Task data:
================================

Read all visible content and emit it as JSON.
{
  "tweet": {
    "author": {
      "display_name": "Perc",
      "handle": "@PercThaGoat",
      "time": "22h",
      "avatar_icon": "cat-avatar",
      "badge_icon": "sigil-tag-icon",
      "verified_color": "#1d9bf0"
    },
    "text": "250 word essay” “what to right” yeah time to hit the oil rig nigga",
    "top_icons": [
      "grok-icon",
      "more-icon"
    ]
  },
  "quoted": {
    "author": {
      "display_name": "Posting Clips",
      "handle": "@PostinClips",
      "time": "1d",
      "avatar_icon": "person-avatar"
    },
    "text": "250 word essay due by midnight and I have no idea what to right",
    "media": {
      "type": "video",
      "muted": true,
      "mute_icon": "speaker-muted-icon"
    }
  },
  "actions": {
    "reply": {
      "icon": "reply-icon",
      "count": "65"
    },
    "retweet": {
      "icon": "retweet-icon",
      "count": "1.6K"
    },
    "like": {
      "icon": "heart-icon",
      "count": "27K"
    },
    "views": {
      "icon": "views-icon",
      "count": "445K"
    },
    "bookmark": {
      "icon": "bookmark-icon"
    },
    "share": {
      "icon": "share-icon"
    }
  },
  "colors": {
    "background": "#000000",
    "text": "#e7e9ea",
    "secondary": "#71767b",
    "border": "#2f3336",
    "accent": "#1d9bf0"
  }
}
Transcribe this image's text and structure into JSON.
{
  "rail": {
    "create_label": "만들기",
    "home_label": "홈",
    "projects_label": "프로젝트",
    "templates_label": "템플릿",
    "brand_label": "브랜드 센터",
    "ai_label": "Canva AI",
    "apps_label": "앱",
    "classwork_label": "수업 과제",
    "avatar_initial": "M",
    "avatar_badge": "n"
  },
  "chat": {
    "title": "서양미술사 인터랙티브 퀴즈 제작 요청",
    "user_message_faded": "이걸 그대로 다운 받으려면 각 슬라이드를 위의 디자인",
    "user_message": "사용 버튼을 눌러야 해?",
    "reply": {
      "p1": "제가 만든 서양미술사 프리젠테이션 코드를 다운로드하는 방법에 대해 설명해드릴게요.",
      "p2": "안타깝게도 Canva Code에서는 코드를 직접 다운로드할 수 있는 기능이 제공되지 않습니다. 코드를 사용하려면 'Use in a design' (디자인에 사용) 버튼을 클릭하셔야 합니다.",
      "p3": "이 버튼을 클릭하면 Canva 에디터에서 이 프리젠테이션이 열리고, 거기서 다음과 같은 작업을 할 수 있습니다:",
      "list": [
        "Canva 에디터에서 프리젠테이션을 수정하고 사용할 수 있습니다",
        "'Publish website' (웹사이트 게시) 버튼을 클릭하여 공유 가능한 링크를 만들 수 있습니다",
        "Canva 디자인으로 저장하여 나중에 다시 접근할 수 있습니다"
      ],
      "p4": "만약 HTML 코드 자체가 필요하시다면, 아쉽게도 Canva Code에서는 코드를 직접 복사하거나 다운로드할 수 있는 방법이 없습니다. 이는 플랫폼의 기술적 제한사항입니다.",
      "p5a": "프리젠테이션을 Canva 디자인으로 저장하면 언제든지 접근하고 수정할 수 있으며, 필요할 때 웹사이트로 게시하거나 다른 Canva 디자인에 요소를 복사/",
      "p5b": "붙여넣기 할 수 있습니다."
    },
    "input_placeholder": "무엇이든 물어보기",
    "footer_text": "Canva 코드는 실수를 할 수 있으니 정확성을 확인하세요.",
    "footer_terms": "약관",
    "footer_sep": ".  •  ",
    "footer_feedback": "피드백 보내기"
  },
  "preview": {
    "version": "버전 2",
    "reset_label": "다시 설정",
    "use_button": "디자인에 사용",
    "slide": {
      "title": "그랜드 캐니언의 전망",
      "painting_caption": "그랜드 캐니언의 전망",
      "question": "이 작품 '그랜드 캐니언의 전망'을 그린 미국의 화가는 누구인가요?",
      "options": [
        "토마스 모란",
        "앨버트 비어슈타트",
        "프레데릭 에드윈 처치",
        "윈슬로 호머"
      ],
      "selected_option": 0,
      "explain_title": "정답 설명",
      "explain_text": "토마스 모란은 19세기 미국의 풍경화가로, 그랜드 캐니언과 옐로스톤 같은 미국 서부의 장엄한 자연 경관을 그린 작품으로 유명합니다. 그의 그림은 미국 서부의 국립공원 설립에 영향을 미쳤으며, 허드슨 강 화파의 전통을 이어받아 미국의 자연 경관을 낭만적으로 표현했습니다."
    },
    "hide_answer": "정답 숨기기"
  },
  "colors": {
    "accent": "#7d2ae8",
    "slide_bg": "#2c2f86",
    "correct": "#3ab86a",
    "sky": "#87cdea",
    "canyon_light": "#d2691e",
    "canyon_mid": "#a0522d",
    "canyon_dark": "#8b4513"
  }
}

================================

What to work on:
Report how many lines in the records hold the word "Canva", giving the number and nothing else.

Task solution:
8